Content starts

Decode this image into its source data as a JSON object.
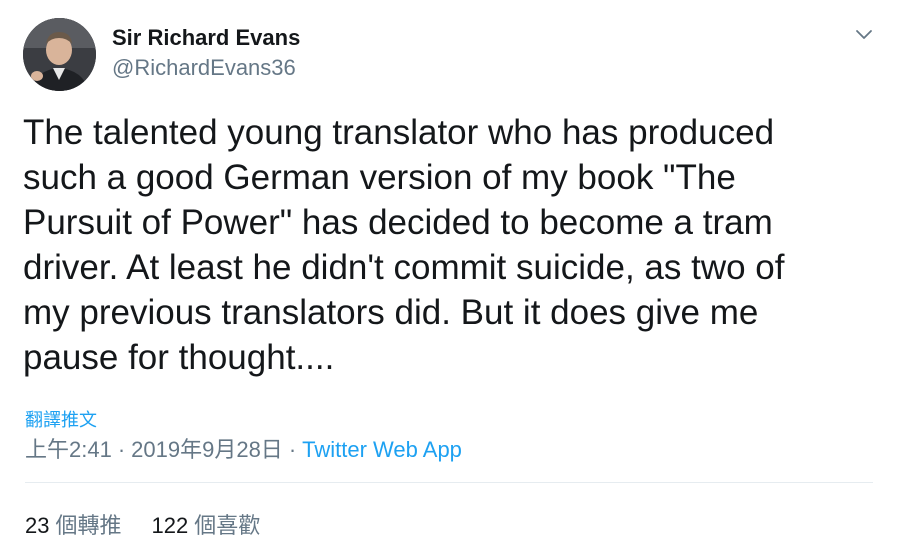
{
  "author": {
    "display_name": "Sir Richard Evans",
    "handle": "@RichardEvans36",
    "avatar_icon": "profile-photo"
  },
  "tweet": {
    "text": "The talented young translator who has produced\nsuch a good German version of my book \"The\nPursuit of Power\" has decided to become a tram\ndriver. At least he didn't commit suicide, as two of\nmy previous translators did. But it does give me\npause for thought....",
    "translate_label": "翻譯推文"
  },
  "meta": {
    "time": "上午2:41",
    "separator": "·",
    "date": "2019年9月28日",
    "source": "Twitter Web App"
  },
  "stats": {
    "retweets_count": "23",
    "retweets_label": "個轉推",
    "likes_count": "122",
    "likes_label": "個喜歡"
  },
  "colors": {
    "text": "#14171a",
    "secondary": "#657786",
    "link": "#1da1f2",
    "divider": "#e6ecf0"
  }
}
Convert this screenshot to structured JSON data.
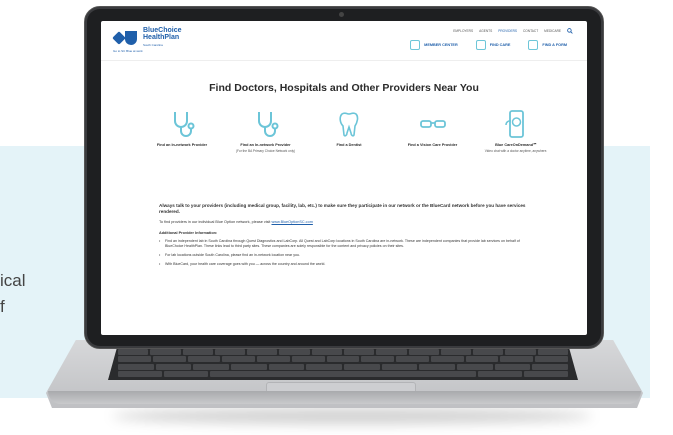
{
  "side_text": [
    "ical",
    "f"
  ],
  "site": {
    "logo_name_line1": "BlueChoice",
    "logo_name_line2": "HealthPlan",
    "logo_sub": "South Carolina",
    "tagline": "Go to SC Blue at work",
    "top_links": [
      "EMPLOYERS",
      "AGENTS",
      "PROVIDERS",
      "CONTACT",
      "MEDICARE"
    ],
    "active_top_link": "PROVIDERS",
    "main_nav": [
      "MEMBER CENTER",
      "FIND CARE",
      "FIND A FORM"
    ],
    "page_title": "Find Doctors, Hospitals and Other Providers Near You",
    "provider_cards": [
      {
        "icon": "stethoscope-icon",
        "label": "Find an In-network Provider",
        "sub": ""
      },
      {
        "icon": "stethoscope-icon",
        "label": "Find an In-network Provider",
        "sub": "(For the BA Primary Choice Network only)"
      },
      {
        "icon": "tooth-icon",
        "label": "Find a Dentist",
        "sub": ""
      },
      {
        "icon": "glasses-icon",
        "label": "Find a Vision Care Provider",
        "sub": ""
      },
      {
        "icon": "phone-video-icon",
        "label": "Blue CareOnDemand℠",
        "sub": "Video chat with a doctor anytime, anywhere."
      }
    ],
    "notice": "Always talk to your providers (including medical group, facility, lab, etc.) to make sure they participate in our network or the BlueCard network before you have services rendered.",
    "individual_text": "To find providers in our individual Blue Option network, please visit",
    "individual_link": "www.BlueOptionSC.com",
    "additional_heading": "Additional Provider Information:",
    "bullets": [
      "Find an independent lab in South Carolina through Quest Diagnostics and LabCorp. All Quest and LabCorp locations in South Carolina are in-network. These are independent companies that provide lab services on behalf of BlueChoice HealthPlan. These links lead to third party sites. These companies are solely responsible for the content and privacy policies on their sites.",
      "For lab locations outside South Carolina, please find an in-network location near you.",
      "With BlueCard, your health care coverage goes with you — across the country and around the world."
    ]
  }
}
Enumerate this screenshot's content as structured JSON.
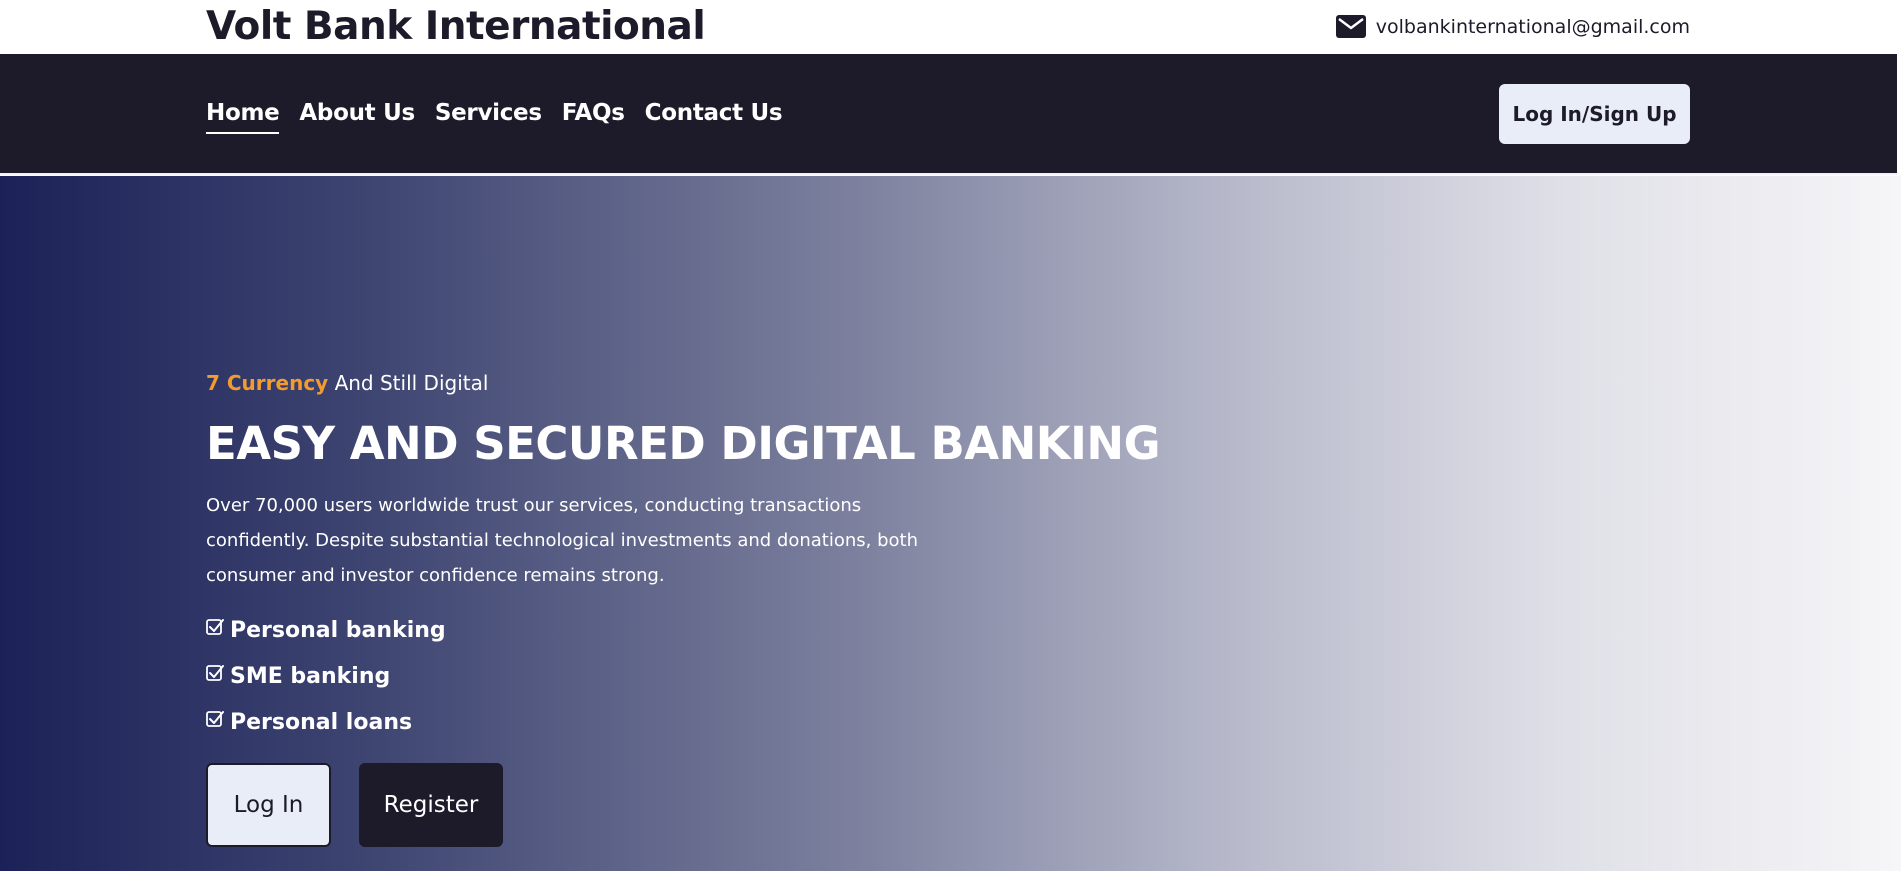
{
  "header": {
    "brand": "Volt Bank International",
    "email": "volbankinternational@gmail.com",
    "email_icon": "envelope-icon"
  },
  "nav": {
    "items": [
      {
        "label": "Home",
        "active": true
      },
      {
        "label": "About Us"
      },
      {
        "label": "Services"
      },
      {
        "label": "FAQs"
      },
      {
        "label": "Contact Us"
      }
    ],
    "auth_button": "Log In/Sign Up"
  },
  "hero": {
    "tagline_accent": "7 Currency",
    "tagline_rest": "And Still Digital",
    "title": "EASY AND SECURED DIGITAL BANKING",
    "description": "Over 70,000 users worldwide trust our services, conducting transactions confidently. Despite substantial technological investments and donations, both consumer and investor confidence remains strong.",
    "features": [
      {
        "label": "Personal banking",
        "icon": "checkbox-checked-icon"
      },
      {
        "label": "SME banking",
        "icon": "checkbox-checked-icon"
      },
      {
        "label": "Personal loans",
        "icon": "checkbox-checked-icon"
      }
    ],
    "login_button": "Log In",
    "register_button": "Register"
  },
  "colors": {
    "dark": "#1d1b2a",
    "accent": "#f29b2e",
    "light_button": "#e8edf7",
    "gradient_start": "#1c2157",
    "gradient_end": "#f6f6f8"
  }
}
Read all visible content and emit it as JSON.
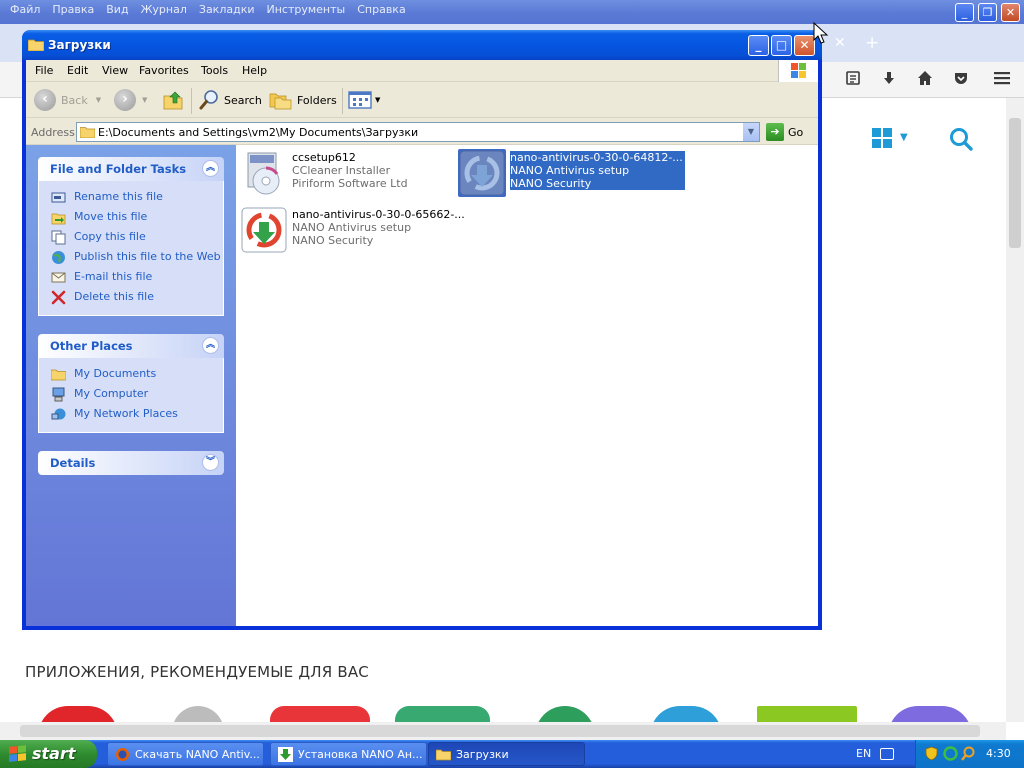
{
  "firefox": {
    "menu": [
      "Файл",
      "Правка",
      "Вид",
      "Журнал",
      "Закладки",
      "Инструменты",
      "Справка"
    ],
    "section_heading": "ПРИЛОЖЕНИЯ, РЕКОМЕНДУЕМЫЕ ДЛЯ ВАС",
    "nav_icons": [
      "reading-list-icon",
      "download-icon",
      "home-icon",
      "pocket-icon",
      "menu-icon"
    ],
    "accent": "#1e9ad6"
  },
  "explorer": {
    "title": "Загрузки",
    "menu": [
      "File",
      "Edit",
      "View",
      "Favorites",
      "Tools",
      "Help"
    ],
    "toolbar": {
      "back": "Back",
      "search": "Search",
      "folders": "Folders"
    },
    "address": {
      "label": "Address",
      "path": "E:\\Documents and Settings\\vm2\\My Documents\\Загрузки",
      "go": "Go"
    },
    "tasks": {
      "file_folder": {
        "title": "File and Folder Tasks",
        "items": [
          {
            "label": "Rename this file",
            "icon": "rename-icon"
          },
          {
            "label": "Move this file",
            "icon": "move-icon"
          },
          {
            "label": "Copy this file",
            "icon": "copy-icon"
          },
          {
            "label": "Publish this file to the Web",
            "icon": "publish-web-icon"
          },
          {
            "label": "E-mail this file",
            "icon": "email-icon"
          },
          {
            "label": "Delete this file",
            "icon": "delete-icon"
          }
        ]
      },
      "other_places": {
        "title": "Other Places",
        "items": [
          {
            "label": "My Documents",
            "icon": "folder-icon"
          },
          {
            "label": "My Computer",
            "icon": "computer-icon"
          },
          {
            "label": "My Network Places",
            "icon": "network-icon"
          }
        ]
      },
      "details": {
        "title": "Details"
      }
    },
    "files": [
      {
        "name": "ccsetup612",
        "type": "CCleaner Installer",
        "company": "Piriform Software Ltd",
        "icon": "ccleaner-icon",
        "selected": false
      },
      {
        "name": "nano-antivirus-0-30-0-64812-...",
        "type": "NANO Antivirus setup",
        "company": "NANO Security",
        "icon": "nano-antivirus-icon",
        "selected": true
      },
      {
        "name": "nano-antivirus-0-30-0-65662-...",
        "type": "NANO Antivirus setup",
        "company": "NANO Security",
        "icon": "nano-antivirus-icon",
        "selected": false
      }
    ]
  },
  "taskbar": {
    "start": "start",
    "tasks": [
      {
        "label": "Скачать NANO Antiv...",
        "icon": "firefox-icon",
        "active": false
      },
      {
        "label": "Установка NANO Ан...",
        "icon": "installer-icon",
        "active": false
      },
      {
        "label": "Загрузки",
        "icon": "folder-icon",
        "active": true
      }
    ],
    "language": "EN",
    "clock": "4:30"
  }
}
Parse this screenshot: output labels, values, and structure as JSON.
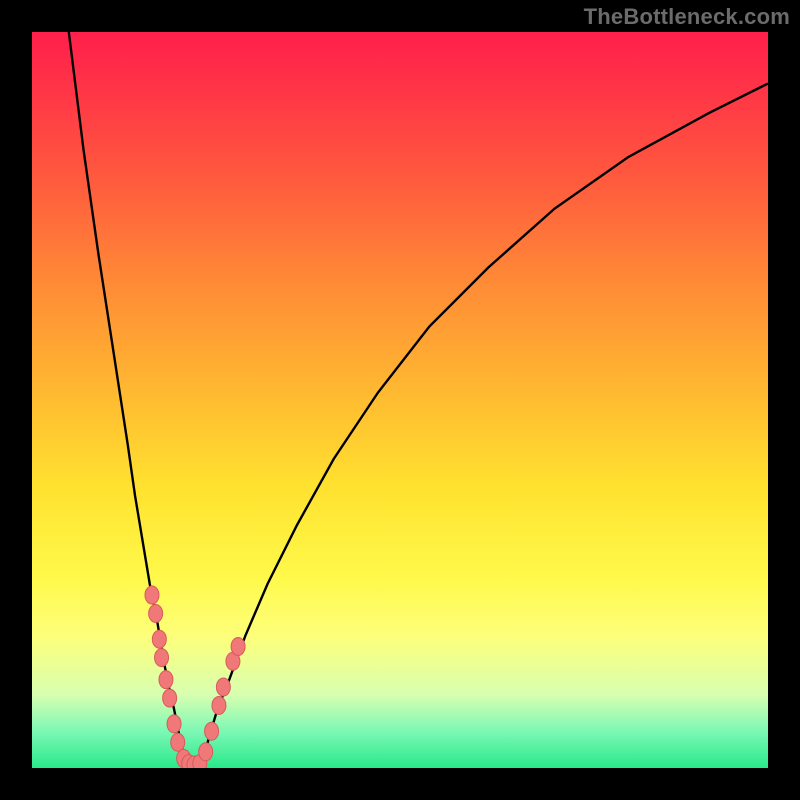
{
  "watermark": "TheBottleneck.com",
  "chart_data": {
    "type": "line",
    "title": "",
    "xlabel": "",
    "ylabel": "",
    "xlim": [
      0,
      100
    ],
    "ylim": [
      0,
      100
    ],
    "grid": false,
    "legend": false,
    "series": [
      {
        "name": "left-curve",
        "x": [
          5,
          7,
          9,
          11,
          13,
          14,
          15,
          16,
          17,
          18,
          18.6,
          19.3,
          20.1,
          21.0
        ],
        "y": [
          100,
          84,
          70,
          57,
          44,
          37,
          31,
          25,
          20,
          14,
          11,
          8,
          4,
          0
        ]
      },
      {
        "name": "right-curve",
        "x": [
          23.0,
          24.0,
          25.2,
          26.8,
          29,
          32,
          36,
          41,
          47,
          54,
          62,
          71,
          81,
          92,
          100
        ],
        "y": [
          0,
          4,
          8,
          12,
          18,
          25,
          33,
          42,
          51,
          60,
          68,
          76,
          83,
          89,
          93
        ]
      }
    ],
    "valley_floor": {
      "name": "valley-join",
      "x": [
        21.0,
        21.6,
        22.2,
        22.8,
        23.0
      ],
      "y": [
        0,
        0,
        0,
        0,
        0
      ]
    },
    "markers": [
      {
        "x": 16.3,
        "y": 23.5
      },
      {
        "x": 16.8,
        "y": 21.0
      },
      {
        "x": 17.3,
        "y": 17.5
      },
      {
        "x": 17.6,
        "y": 15.0
      },
      {
        "x": 18.2,
        "y": 12.0
      },
      {
        "x": 18.7,
        "y": 9.5
      },
      {
        "x": 19.3,
        "y": 6.0
      },
      {
        "x": 19.8,
        "y": 3.5
      },
      {
        "x": 20.6,
        "y": 1.3
      },
      {
        "x": 21.3,
        "y": 0.6
      },
      {
        "x": 22.0,
        "y": 0.4
      },
      {
        "x": 22.8,
        "y": 0.6
      },
      {
        "x": 23.6,
        "y": 2.2
      },
      {
        "x": 24.4,
        "y": 5.0
      },
      {
        "x": 25.4,
        "y": 8.5
      },
      {
        "x": 26.0,
        "y": 11.0
      },
      {
        "x": 27.3,
        "y": 14.5
      },
      {
        "x": 28.0,
        "y": 16.5
      }
    ],
    "marker_style": {
      "fill": "#f07878",
      "stroke": "#d85a5a",
      "rx": 7,
      "ry": 9
    },
    "gradient_colors": {
      "top": "#ff1f4b",
      "mid": "#ffe22f",
      "bottom": "#28e98a"
    }
  }
}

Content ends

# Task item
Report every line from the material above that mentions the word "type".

# Solution for this task
        "type": "CCleaner Installer",
        "type": "NANO Antivirus setup",
        "type": "NANO Antivirus setup",
    "type": "line",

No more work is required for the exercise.